I Am Thirsty


Later, knowing that all was now completed, and so that the Scripture would be fulfilled, Jesus said, “I am thirsty.” A jar of wine vinegar was there, so they soaked a sponge in it, put the sponge on a stalk of the hyssop plant, and lifted it to Jesus’ lips. When he had received the drink, Jesus said, “It is finished.” With that, he bowed his head and gave up his spirit.


I imagine that in some way Jesus’ dying words about being thirsty is a reality that is still present in the world, present in all those who have need, in all those who thirst physically and spiritually. The Scriptures declare that “God made him who had no sin to become sin for us.” In this radical act of God identifying with fallen humanity, in those moments when Jesus hung on the Cross bearing our sins, it would not be far fetched to say that he tasted the collective thirst that blights all of us who live in want for God’s presence in our lives.

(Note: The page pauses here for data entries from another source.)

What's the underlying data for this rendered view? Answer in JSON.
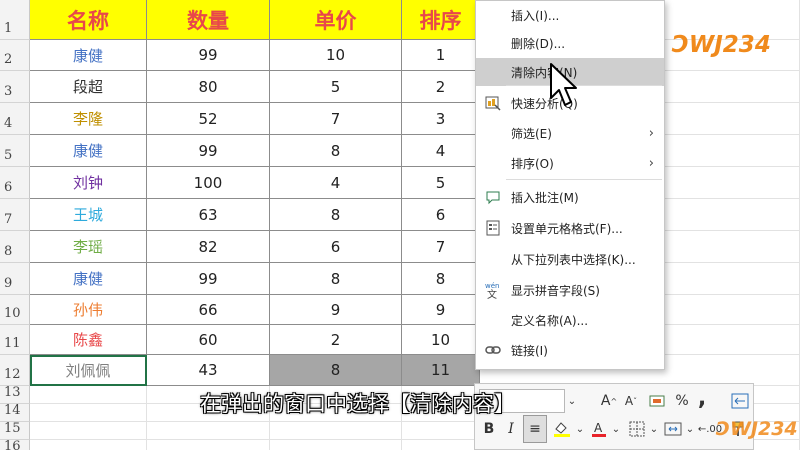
{
  "sheet": {
    "headers": [
      "名称",
      "数量",
      "单价",
      "排序"
    ],
    "rows": [
      {
        "num": "2",
        "name": "康健",
        "name_color": "#4472c4",
        "qty": "99",
        "price": "10",
        "order": "1"
      },
      {
        "num": "3",
        "name": "段超",
        "name_color": "#333333",
        "qty": "80",
        "price": "5",
        "order": "2"
      },
      {
        "num": "4",
        "name": "李隆",
        "name_color": "#bf8f00",
        "qty": "52",
        "price": "7",
        "order": "3"
      },
      {
        "num": "5",
        "name": "康健",
        "name_color": "#4472c4",
        "qty": "99",
        "price": "8",
        "order": "4"
      },
      {
        "num": "6",
        "name": "刘钟",
        "name_color": "#7030a0",
        "qty": "100",
        "price": "4",
        "order": "5"
      },
      {
        "num": "7",
        "name": "王城",
        "name_color": "#2eaadc",
        "qty": "63",
        "price": "8",
        "order": "6"
      },
      {
        "num": "8",
        "name": "李瑶",
        "name_color": "#70ad47",
        "qty": "82",
        "price": "6",
        "order": "7"
      },
      {
        "num": "9",
        "name": "康健",
        "name_color": "#4472c4",
        "qty": "99",
        "price": "8",
        "order": "8"
      },
      {
        "num": "10",
        "name": "孙伟",
        "name_color": "#ed7d31",
        "qty": "66",
        "price": "9",
        "order": "9"
      },
      {
        "num": "11",
        "name": "陈鑫",
        "name_color": "#e8484a",
        "qty": "60",
        "price": "2",
        "order": "10"
      },
      {
        "num": "12",
        "name": "刘佩佩",
        "name_color": "#7f7f7f",
        "qty": "43",
        "price": "8",
        "order": "11"
      }
    ],
    "header_row_num": "1",
    "empty_rows": [
      "13",
      "14",
      "15",
      "16"
    ],
    "header_fill": "#ffff00",
    "header_text_color": "#e8484a",
    "selection_fill": "#a6a6a6"
  },
  "context_menu": {
    "items": [
      {
        "label": "插入(I)...",
        "icon": ""
      },
      {
        "label": "删除(D)...",
        "icon": ""
      },
      {
        "label": "清除内容(N)",
        "icon": "",
        "hover": true
      },
      {
        "label": "快速分析(Q)",
        "icon": "quick-analysis-icon"
      },
      {
        "label": "筛选(E)",
        "icon": "",
        "submenu": true
      },
      {
        "label": "排序(O)",
        "icon": "",
        "submenu": true
      },
      {
        "label": "插入批注(M)",
        "icon": "insert-comment-icon"
      },
      {
        "label": "设置单元格格式(F)...",
        "icon": "format-cells-icon"
      },
      {
        "label": "从下拉列表中选择(K)...",
        "icon": ""
      },
      {
        "label": "显示拼音字段(S)",
        "icon": "phonetic-icon"
      },
      {
        "label": "定义名称(A)...",
        "icon": ""
      },
      {
        "label": "链接(I)",
        "icon": "link-icon"
      }
    ],
    "phonetic_icon_text": "wén\n文",
    "submenu_arrow": "›"
  },
  "mini_toolbar": {
    "bold": "B",
    "italic": "I",
    "font_grow": "A",
    "font_shrink": "A",
    "percent": "%",
    "comma": ","
  },
  "subtitle": "在弹出的窗口中选择【清除内容】",
  "watermark": "ƆWJ234",
  "colors": {
    "accent_green": "#217346",
    "logo_orange": "#f08a1c"
  }
}
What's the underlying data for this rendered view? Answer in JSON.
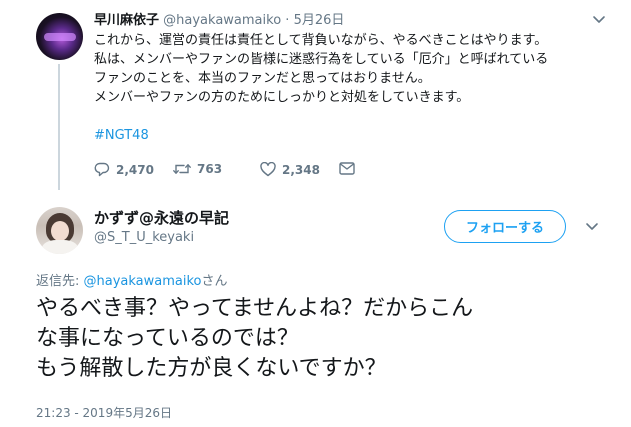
{
  "parent_tweet": {
    "display_name": "早川麻依子",
    "handle": "@hayakawamaiko",
    "separator": "·",
    "date": "5月26日",
    "body_lines": [
      "これから、運営の責任は責任として背負いながら、やるべきことはやります。",
      "私は、メンバーやファンの皆様に迷惑行為をしている「厄介」と呼ばれている",
      "ファンのことを、本当のファンだと思ってはおりません。",
      "メンバーやファンの方のためにしっかりと対処をしていきます。"
    ],
    "hashtag": "#NGT48",
    "actions": {
      "replies": "2,470",
      "retweets": "763",
      "likes": "2,348"
    }
  },
  "reply_tweet": {
    "display_name": "かずず@永遠の早記",
    "handle": "@S_T_U_keyaki",
    "follow_label": "フォローする",
    "replying_prefix": "返信先: ",
    "replying_mention": "@hayakawamaiko",
    "replying_suffix": "さん",
    "body_lines": [
      "やるべき事？やってませんよね？だからこん",
      "な事になっているのでは？",
      "もう解散した方が良くないですか？"
    ],
    "timestamp": "21:23 - 2019年5月26日"
  },
  "icons": {
    "reply": "reply-icon",
    "retweet": "retweet-icon",
    "like": "heart-icon",
    "dm": "envelope-icon",
    "more": "chevron-down-icon"
  },
  "colors": {
    "accent": "#1da1f2",
    "link": "#1b95e0",
    "muted": "#657786",
    "text": "#14171a"
  }
}
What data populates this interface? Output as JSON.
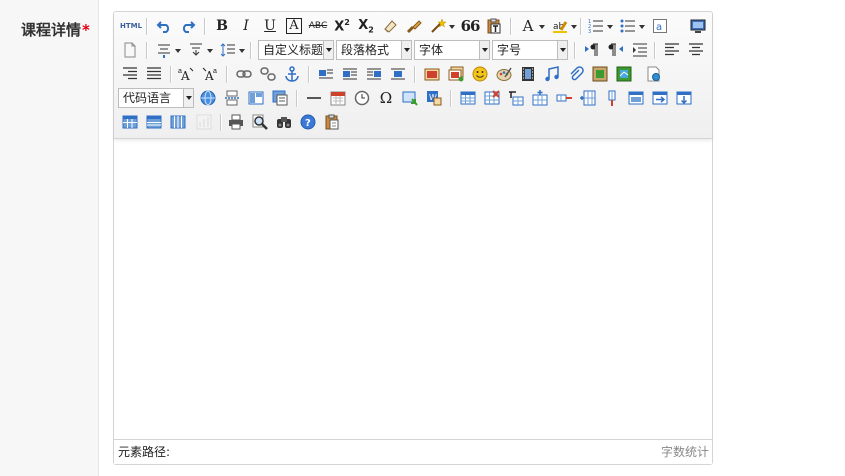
{
  "field": {
    "label": "课程详情",
    "required_mark": "*"
  },
  "toolbar": {
    "html_label": "HTML",
    "bold": "B",
    "italic": "I",
    "underline": "U",
    "border_text": "A",
    "strike": "ABC",
    "superscript": "X",
    "superscript_sup": "2",
    "subscript": "X",
    "subscript_sub": "2",
    "quote": "66",
    "fontcolor": "A",
    "custom_title": "自定义标题",
    "paragraph": "段落格式",
    "font_family": "字体",
    "font_size": "字号",
    "omega": "Ω",
    "code_language": "代码语言"
  },
  "statusbar": {
    "path_label": "元素路径:",
    "word_count": "字数统计"
  }
}
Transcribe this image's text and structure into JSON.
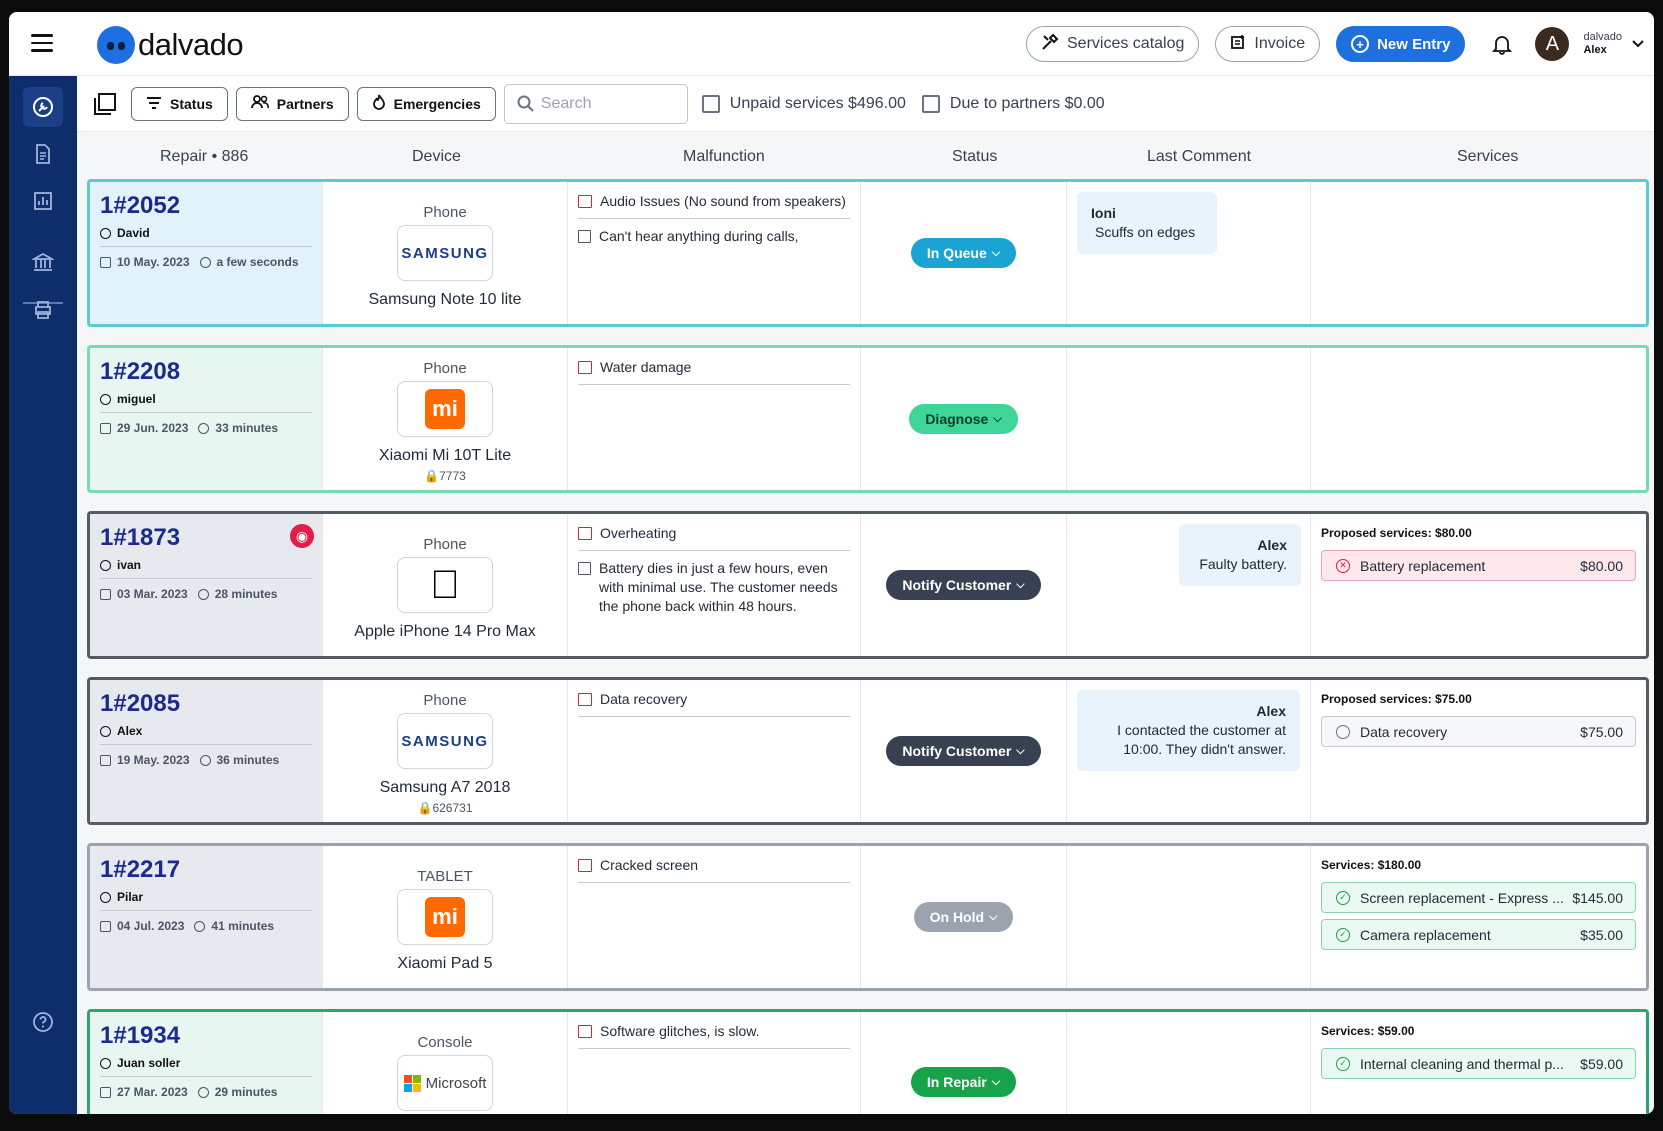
{
  "brand": {
    "name": "dalvado",
    "accent": "#1e6fe0",
    "sidebar_bg": "#0d2d6b"
  },
  "topbar": {
    "services_catalog": "Services catalog",
    "invoice": "Invoice",
    "new_entry": "New Entry",
    "user": {
      "initial": "A",
      "org": "dalvado",
      "name": "Alex"
    }
  },
  "toolbar": {
    "status": "Status",
    "partners": "Partners",
    "emergencies": "Emergencies",
    "search_placeholder": "Search",
    "unpaid": "Unpaid services $496.00",
    "due_partners": "Due to partners $0.00"
  },
  "headers": {
    "repair": "Repair",
    "repair_count": "886",
    "device": "Device",
    "malfunction": "Malfunction",
    "status": "Status",
    "last_comment": "Last Comment",
    "services": "Services"
  },
  "rows": [
    {
      "id": "1#2052",
      "customer": "David",
      "date": "10 May. 2023",
      "ago": "a few seconds",
      "device_type": "Phone",
      "device_name": "Samsung Note 10 lite",
      "brand_logo": "SAMSUNG",
      "pin": "",
      "malfunction": "Audio Issues (No sound from speakers)",
      "note": "Can't hear anything during calls,",
      "status": "In Queue",
      "comment_author": "Ioni",
      "comment_text": "Scuffs on edges",
      "services_header": "",
      "services": []
    },
    {
      "id": "1#2208",
      "customer": "miguel",
      "date": "29 Jun. 2023",
      "ago": "33 minutes",
      "device_type": "Phone",
      "device_name": "Xiaomi Mi 10T Lite",
      "brand_logo": "mi",
      "pin": "7773",
      "malfunction": "Water damage",
      "note": "",
      "status": "Diagnose",
      "comment_author": "",
      "comment_text": "",
      "services_header": "",
      "services": []
    },
    {
      "id": "1#1873",
      "customer": "ivan",
      "date": "03 Mar. 2023",
      "ago": "28 minutes",
      "device_type": "Phone",
      "device_name": "Apple iPhone 14 Pro Max",
      "brand_logo": "apple",
      "pin": "",
      "malfunction": "Overheating",
      "note": "Battery dies in just a few hours, even with minimal use. The customer needs the phone back within 48 hours.",
      "status": "Notify Customer",
      "comment_author": "Alex",
      "comment_text": "Faulty battery.",
      "services_header": "Proposed services: $80.00",
      "services": [
        {
          "name": "Battery replacement",
          "price": "$80.00",
          "state": "rejected"
        }
      ]
    },
    {
      "id": "1#2085",
      "customer": "Alex",
      "date": "19 May. 2023",
      "ago": "36 minutes",
      "device_type": "Phone",
      "device_name": "Samsung A7 2018",
      "brand_logo": "SAMSUNG",
      "pin": "626731",
      "malfunction": "Data recovery",
      "note": "",
      "status": "Notify Customer",
      "comment_author": "Alex",
      "comment_text": "I contacted the customer at 10:00. They didn't answer.",
      "services_header": "Proposed services: $75.00",
      "services": [
        {
          "name": "Data recovery",
          "price": "$75.00",
          "state": "open"
        }
      ]
    },
    {
      "id": "1#2217",
      "customer": "Pilar",
      "date": "04 Jul. 2023",
      "ago": "41 minutes",
      "device_type": "TABLET",
      "device_name": "Xiaomi Pad 5",
      "brand_logo": "mi",
      "pin": "",
      "malfunction": "Cracked screen",
      "note": "",
      "status": "On Hold",
      "comment_author": "",
      "comment_text": "",
      "services_header": "Services: $180.00",
      "services": [
        {
          "name": "Screen replacement - Express ...",
          "price": "$145.00",
          "state": "approved"
        },
        {
          "name": "Camera replacement",
          "price": "$35.00",
          "state": "approved"
        }
      ]
    },
    {
      "id": "1#1934",
      "customer": "Juan soller",
      "date": "27 Mar. 2023",
      "ago": "29 minutes",
      "device_type": "Console",
      "device_name": "",
      "brand_logo": "Microsoft",
      "pin": "",
      "malfunction": "Software glitches, is slow.",
      "note": "",
      "status": "In Repair",
      "comment_author": "",
      "comment_text": "",
      "services_header": "Services: $59.00",
      "services": [
        {
          "name": "Internal cleaning and thermal p...",
          "price": "$59.00",
          "state": "approved"
        }
      ]
    }
  ]
}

Given the death of the Lord of Glory that is commemorated on Good Friday it is certainly understandable why dubbing it “good” seems such a misnomer. And yet, when I consider that through the cross Jesus has identified with my deepest need, that he is somehow present to me even in sin, I am prompted to declare that Friday is indeed good, for God is with us even as we thirst for him.

Comments are closed.